NF#1: Built by the British in the 1880s to protect the western entrance to the Singapore harbour, Fort Siloso is the only preserved British coastal fortification in Singapore today. The name 'Siloso' supposedly comes from a Filipino word 'Seloso', which means a jealous person. The original name for Siloso Point was 'Sarang Rimau', or 'The Tiger's Lair', as it was said that tigers used to roam in the area.
Question for Visitors: Have you hear about the story that the Singapore Guns were facing the wrong way (south) when the Japanese attacked Singapore from the north during World War II?
NF#2: This is not true.

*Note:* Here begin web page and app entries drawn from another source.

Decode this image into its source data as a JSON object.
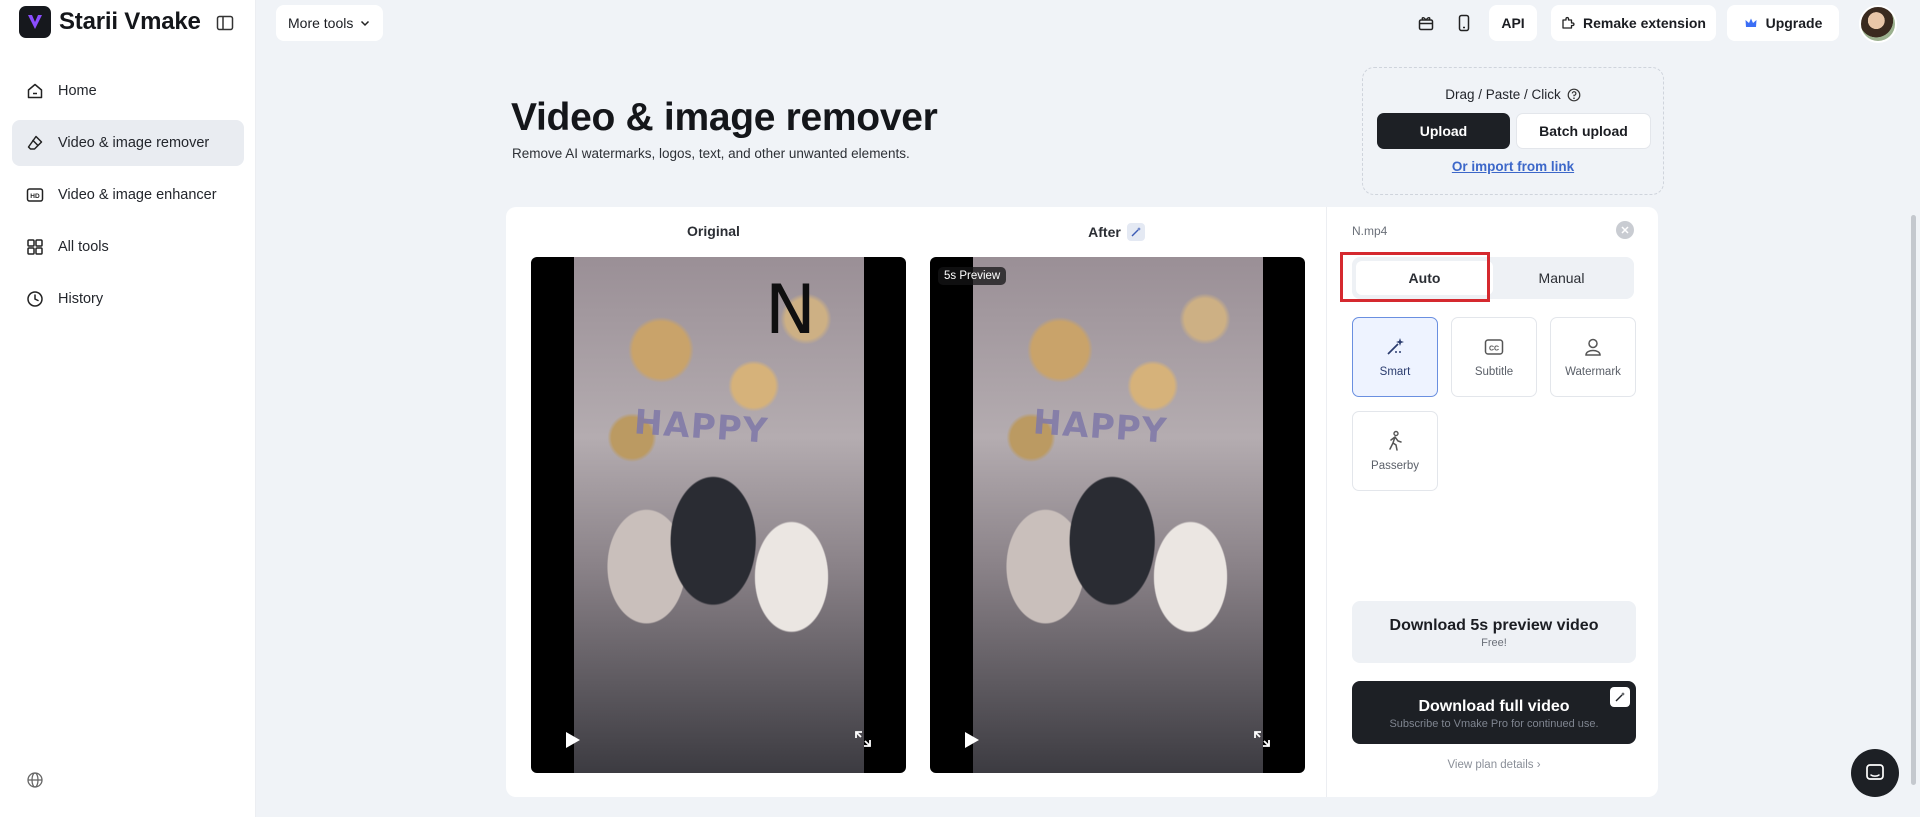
{
  "app": {
    "name": "Starii Vmake",
    "brand_color": "#7b3ff2"
  },
  "sidebar": {
    "items": [
      {
        "label": "Home",
        "icon": "home-icon"
      },
      {
        "label": "Video & image remover",
        "icon": "eraser-icon",
        "active": true
      },
      {
        "label": "Video & image enhancer",
        "icon": "hd-icon"
      },
      {
        "label": "All tools",
        "icon": "grid-icon"
      },
      {
        "label": "History",
        "icon": "clock-icon"
      }
    ]
  },
  "topbar": {
    "more_tools": "More tools",
    "api": "API",
    "remake_extension": "Remake extension",
    "upgrade": "Upgrade"
  },
  "header": {
    "title": "Video & image remover",
    "subtitle": "Remove AI watermarks, logos, text, and other unwanted elements."
  },
  "upload": {
    "hint": "Drag / Paste / Click",
    "upload_label": "Upload",
    "batch_label": "Batch upload",
    "import_link": "Or import from link"
  },
  "preview": {
    "original_label": "Original",
    "after_label": "After",
    "preview_badge": "5s Preview",
    "watermark_letter": "N",
    "balloon_text": "HAPPY"
  },
  "panel": {
    "file_name": "N.mp4",
    "modes": [
      "Auto",
      "Manual"
    ],
    "active_mode": "Auto",
    "tools": [
      {
        "label": "Smart",
        "icon": "magic-wand-icon",
        "active": true
      },
      {
        "label": "Subtitle",
        "icon": "cc-icon"
      },
      {
        "label": "Watermark",
        "icon": "user-icon"
      },
      {
        "label": "Passerby",
        "icon": "walking-person-icon"
      }
    ],
    "download_preview": {
      "title": "Download 5s preview video",
      "sub": "Free!"
    },
    "download_full": {
      "title": "Download full video",
      "sub": "Subscribe to Vmake Pro for continued use."
    },
    "plan_details": "View plan details ›"
  }
}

The guns were not facing the wrong way, but the forts themselves were wrongly located for an attack from the north. The British had assumed that the defense in the north will be well-covered by Peninsular Malaysia. According to records, most of the forts, including Fort Siloso, took part in the battle.
NF#3: The fort complex is often incorrectly described as a tunnel complex, though in actual fact there are no real tunnels at the Fort, but underground chambers. There were stories that there are undersea tunnels that join Sentosa with Labrador Park. However, no one has been able to proof this so far. There are lots of natural caves along the coast of Sarang Rimau though.
Too Much Information:
The Fort was a POW Camp until the end of World War II. When the Japanese surrender in 1945, Fort Siloso returned to British occupancy, and in September that year, it was initially used by the Royal Navy.
The fort was opened to the public as the Singapore Gun Museum in 1975, and the buildings, underground complexes and gun emplacements both wartime and from the early days of Siloso are very well preserved, although some areas were changed to allow ease of access by tourists.